Monday, June 12, 2006

Integration Column Number Two

The second Integration Station column on issues of integrating Windows and Linux/Unix is now live and posted on Redmond at This one establishes what integration is and lays the foundation for all the articles/columns on the topic to come in the future. The next (July) entry will focus on Services for Unix (SFU).

Wednesday, June 07, 2006

Ubuntu certification article posted

An overview of the new Ubuntu Professional certification is now posted and available at Scheduled to become available worldwide through Pearson VUE and Prometric testing centers later this quarter, it debuted at LinuxWorld in Johannesburg, South Africa in May. The certification has been created through an alliance between Canonical, Ubuntu, and the Linux Professional Institute (LPI).

Ubuntu is currently one of the fastest growing distributions in the Linux world. Based on an African word meaning “humanity to others”, Ubuntu is completely free — as are the tools needed to modify it and make it fit your specific application. It runs on the x86 platform, as well as AMD64 and PowerPC.

Monday, June 05, 2006

Indiana Schools and Novell Linux Desktop

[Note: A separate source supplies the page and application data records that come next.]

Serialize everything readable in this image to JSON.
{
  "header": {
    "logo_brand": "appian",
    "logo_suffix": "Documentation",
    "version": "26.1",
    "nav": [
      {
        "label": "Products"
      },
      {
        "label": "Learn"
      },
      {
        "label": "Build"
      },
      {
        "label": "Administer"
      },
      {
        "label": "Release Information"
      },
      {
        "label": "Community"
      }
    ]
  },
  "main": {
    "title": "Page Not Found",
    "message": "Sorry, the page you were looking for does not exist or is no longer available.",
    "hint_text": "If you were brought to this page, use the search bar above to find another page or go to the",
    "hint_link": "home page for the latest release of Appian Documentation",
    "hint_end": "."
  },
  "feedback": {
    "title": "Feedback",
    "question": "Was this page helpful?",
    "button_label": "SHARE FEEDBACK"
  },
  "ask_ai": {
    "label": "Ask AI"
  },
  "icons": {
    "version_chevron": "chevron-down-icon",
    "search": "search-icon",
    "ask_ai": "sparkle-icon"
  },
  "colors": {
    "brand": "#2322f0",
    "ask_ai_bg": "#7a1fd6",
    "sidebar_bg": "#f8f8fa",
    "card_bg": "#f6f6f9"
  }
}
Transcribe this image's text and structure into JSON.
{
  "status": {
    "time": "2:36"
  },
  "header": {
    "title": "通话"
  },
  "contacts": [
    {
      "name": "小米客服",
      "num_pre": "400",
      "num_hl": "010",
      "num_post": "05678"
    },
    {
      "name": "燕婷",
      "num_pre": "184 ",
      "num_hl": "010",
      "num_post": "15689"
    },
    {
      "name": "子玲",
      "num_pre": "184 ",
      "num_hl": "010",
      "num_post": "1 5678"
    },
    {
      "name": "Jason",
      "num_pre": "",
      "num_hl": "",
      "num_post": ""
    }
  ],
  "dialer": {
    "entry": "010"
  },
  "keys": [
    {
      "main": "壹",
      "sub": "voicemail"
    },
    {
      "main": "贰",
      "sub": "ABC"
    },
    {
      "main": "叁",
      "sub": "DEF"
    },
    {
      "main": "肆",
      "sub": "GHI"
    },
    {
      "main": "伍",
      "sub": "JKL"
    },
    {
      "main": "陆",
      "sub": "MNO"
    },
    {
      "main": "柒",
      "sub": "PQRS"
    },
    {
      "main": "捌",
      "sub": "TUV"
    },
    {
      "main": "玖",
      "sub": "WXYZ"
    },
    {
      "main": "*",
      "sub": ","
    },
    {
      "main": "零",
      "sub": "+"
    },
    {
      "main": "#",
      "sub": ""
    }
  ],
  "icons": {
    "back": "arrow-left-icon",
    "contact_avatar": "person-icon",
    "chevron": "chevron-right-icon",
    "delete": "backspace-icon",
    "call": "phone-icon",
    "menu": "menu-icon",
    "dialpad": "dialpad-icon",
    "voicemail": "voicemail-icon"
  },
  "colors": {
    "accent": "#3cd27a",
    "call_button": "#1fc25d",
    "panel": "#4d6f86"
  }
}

An article on the integration of Novell Linux Desktop 9 (which is now being renamed to fit in the SUSE family) into secondary schools in Indiana as part of the ACCESS agenda appears in the current issue of Novell Connection Magazine (second quarter 2006, Volume 17, Number 2). The article is on page 52 of the print edition. The online edition has not been updated to the current set of articles, but when this happens the article should be available under the Tech Talk sections at

Thursday, June 01, 2006

VPN Review

A review of the new Cisco Press book, "Comparing, Designing, and Deploying VPNs" by Mark Lewis is posted on UnixReview and can be found at: My first thought when looking at this book was that if it contained no valuable information, I could still use it to prop open the door when the weather warmed. At well more than 1,000 pages, it gives the impression of being a brick. I am happy to report, however, that we’ve had many nice days since this book arrived, and there is no possibility that it will ever be used for anything other than reference – it is that good.

SlickEdit 11 Review Posted

A review of the latest version (11) of SlickEdit has posted on UnixReview and can be accessed at Visual SlickEdit is a code editor for developers – arguably the most advanced code editor available. This is not a program for those who dabble with programming when they get home from work but rather a tool for those who make their living in the field. To quote the company, “Our goal is to remove the tedious tasks involved with programming, allowing you to focus on the reason you got into programming: the thrill of writing great code.”